**Action item:**
Each of the records below must be reproduced exactly.

**Component data from apps and pages:**
● ● ● ● ● ● ●

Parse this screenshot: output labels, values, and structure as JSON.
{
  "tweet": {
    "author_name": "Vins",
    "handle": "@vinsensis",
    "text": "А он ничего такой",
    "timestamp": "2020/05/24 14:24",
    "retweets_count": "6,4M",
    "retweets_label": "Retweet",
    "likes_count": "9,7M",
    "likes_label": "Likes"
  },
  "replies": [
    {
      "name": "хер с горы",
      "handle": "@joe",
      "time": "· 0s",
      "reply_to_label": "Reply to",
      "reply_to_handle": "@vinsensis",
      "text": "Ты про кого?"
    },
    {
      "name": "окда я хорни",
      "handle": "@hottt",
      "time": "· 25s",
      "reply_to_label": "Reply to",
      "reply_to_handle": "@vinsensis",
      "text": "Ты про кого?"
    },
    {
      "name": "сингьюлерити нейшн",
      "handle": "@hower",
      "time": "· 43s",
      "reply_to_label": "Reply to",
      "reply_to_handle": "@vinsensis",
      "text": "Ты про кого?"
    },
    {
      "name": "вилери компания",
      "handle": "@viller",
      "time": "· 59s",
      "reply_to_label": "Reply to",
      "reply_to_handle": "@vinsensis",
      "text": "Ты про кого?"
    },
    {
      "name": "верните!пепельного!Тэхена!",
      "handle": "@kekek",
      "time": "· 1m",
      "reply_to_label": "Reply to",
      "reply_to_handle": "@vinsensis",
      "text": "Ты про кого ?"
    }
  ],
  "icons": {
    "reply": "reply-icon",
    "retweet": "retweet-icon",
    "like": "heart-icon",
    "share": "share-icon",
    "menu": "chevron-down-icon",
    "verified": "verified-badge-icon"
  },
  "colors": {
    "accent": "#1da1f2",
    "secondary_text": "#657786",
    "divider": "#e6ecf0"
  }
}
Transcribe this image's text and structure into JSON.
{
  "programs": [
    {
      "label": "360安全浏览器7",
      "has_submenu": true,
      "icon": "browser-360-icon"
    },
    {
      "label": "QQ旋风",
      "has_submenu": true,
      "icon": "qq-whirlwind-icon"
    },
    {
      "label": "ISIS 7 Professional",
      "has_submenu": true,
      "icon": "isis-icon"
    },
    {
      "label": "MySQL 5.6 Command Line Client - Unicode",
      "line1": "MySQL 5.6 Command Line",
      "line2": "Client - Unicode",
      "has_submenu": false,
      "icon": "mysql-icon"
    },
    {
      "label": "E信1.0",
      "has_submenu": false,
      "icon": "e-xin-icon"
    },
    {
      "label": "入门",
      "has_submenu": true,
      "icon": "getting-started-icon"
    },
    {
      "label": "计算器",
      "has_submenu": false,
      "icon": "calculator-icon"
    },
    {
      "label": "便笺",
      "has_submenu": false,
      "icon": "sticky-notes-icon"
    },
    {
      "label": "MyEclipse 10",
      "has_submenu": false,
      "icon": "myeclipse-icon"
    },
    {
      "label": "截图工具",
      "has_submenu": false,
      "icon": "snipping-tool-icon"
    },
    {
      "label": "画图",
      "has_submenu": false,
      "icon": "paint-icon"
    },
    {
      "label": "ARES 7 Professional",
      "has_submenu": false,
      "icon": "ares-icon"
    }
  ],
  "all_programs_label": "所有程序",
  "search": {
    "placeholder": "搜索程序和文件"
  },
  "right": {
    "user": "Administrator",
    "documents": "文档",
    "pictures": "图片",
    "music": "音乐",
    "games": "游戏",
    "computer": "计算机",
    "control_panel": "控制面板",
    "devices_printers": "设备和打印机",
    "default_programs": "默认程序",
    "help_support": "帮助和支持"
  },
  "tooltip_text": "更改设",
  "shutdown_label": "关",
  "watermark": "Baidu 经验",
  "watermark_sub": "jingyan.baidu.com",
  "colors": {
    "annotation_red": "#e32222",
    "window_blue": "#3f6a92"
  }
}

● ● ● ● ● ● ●

**Worked solution:**
Parse this screenshot: output labels, values, and structure as JSON.
{
  "tweet": {
    "author_name": "Vins",
    "handle": "@vinsensis",
    "text": "А он ничего такой",
    "timestamp": "2020/05/24 14:24",
    "retweets_count": "6,4M",
    "retweets_label": "Retweet",
    "likes_count": "9,7M",
    "likes_label": "Likes"
  },
  "replies": [
    {
      "name": "хер с горы",
      "handle": "@joe",
      "time": "· 0s",
      "reply_to_label": "Reply to",
      "reply_to_handle": "@vinsensis",
      "text": "Ты про кого?"
    },
    {
      "name": "окда я хорни",
      "handle": "@hottt",
      "time": "· 25s",
      "reply_to_label": "Reply to",
      "reply_to_handle": "@vinsensis",
      "text": "Ты про кого?"
    },
    {
      "name": "сингьюлерити нейшн",
      "handle": "@hower",
      "time": "· 43s",
      "reply_to_label": "Reply to",
      "reply_to_handle": "@vinsensis",
      "text": "Ты про кого?"
    },
    {
      "name": "вилери компания",
      "handle": "@viller",
      "time": "· 59s",
      "reply_to_label": "Reply to",
      "reply_to_handle": "@vinsensis",
      "text": "Ты про кого?"
    },
    {
      "name": "верните!пепельного!Тэхена!",
      "handle": "@kekek",
      "time": "· 1m",
      "reply_to_label": "Reply to",
      "reply_to_handle": "@vinsensis",
      "text": "Ты про кого ?"
    }
  ],
  "icons": {
    "reply": "reply-icon",
    "retweet": "retweet-icon",
    "like": "heart-icon",
    "share": "share-icon",
    "menu": "chevron-down-icon",
    "verified": "verified-badge-icon"
  },
  "colors": {
    "accent": "#1da1f2",
    "secondary_text": "#657786",
    "divider": "#e6ecf0"
  }
}
Transcribe this image's text and structure into JSON.
{
  "programs": [
    {
      "label": "360安全浏览器7",
      "has_submenu": true,
      "icon": "browser-360-icon"
    },
    {
      "label": "QQ旋风",
      "has_submenu": true,
      "icon": "qq-whirlwind-icon"
    },
    {
      "label": "ISIS 7 Professional",
      "has_submenu": true,
      "icon": "isis-icon"
    },
    {
      "label": "MySQL 5.6 Command Line Client - Unicode",
      "line1": "MySQL 5.6 Command Line",
      "line2": "Client - Unicode",
      "has_submenu": false,
      "icon": "mysql-icon"
    },
    {
      "label": "E信1.0",
      "has_submenu": false,
      "icon": "e-xin-icon"
    },
    {
      "label": "入门",
      "has_submenu": true,
      "icon": "getting-started-icon"
    },
    {
      "label": "计算器",
      "has_submenu": false,
      "icon": "calculator-icon"
    },
    {
      "label": "便笺",
      "has_submenu": false,
      "icon": "sticky-notes-icon"
    },
    {
      "label": "MyEclipse 10",
      "has_submenu": false,
      "icon": "myeclipse-icon"
    },
    {
      "label": "截图工具",
      "has_submenu": false,
      "icon": "snipping-tool-icon"
    },
    {
      "label": "画图",
      "has_submenu": false,
      "icon": "paint-icon"
    },
    {
      "label": "ARES 7 Professional",
      "has_submenu": false,
      "icon": "ares-icon"
    }
  ],
  "all_programs_label": "所有程序",
  "search": {
    "placeholder": "搜索程序和文件"
  },
  "right": {
    "user": "Administrator",
    "documents": "文档",
    "pictures": "图片",
    "music": "音乐",
    "games": "游戏",
    "computer": "计算机",
    "control_panel": "控制面板",
    "devices_printers": "设备和打印机",
    "default_programs": "默认程序",
    "help_support": "帮助和支持"
  },
  "tooltip_text": "更改设",
  "shutdown_label": "关",
  "watermark": "Baidu 经验",
  "watermark_sub": "jingyan.baidu.com",
  "colors": {
    "annotation_red": "#e32222",
    "window_blue": "#3f6a92"
  }
}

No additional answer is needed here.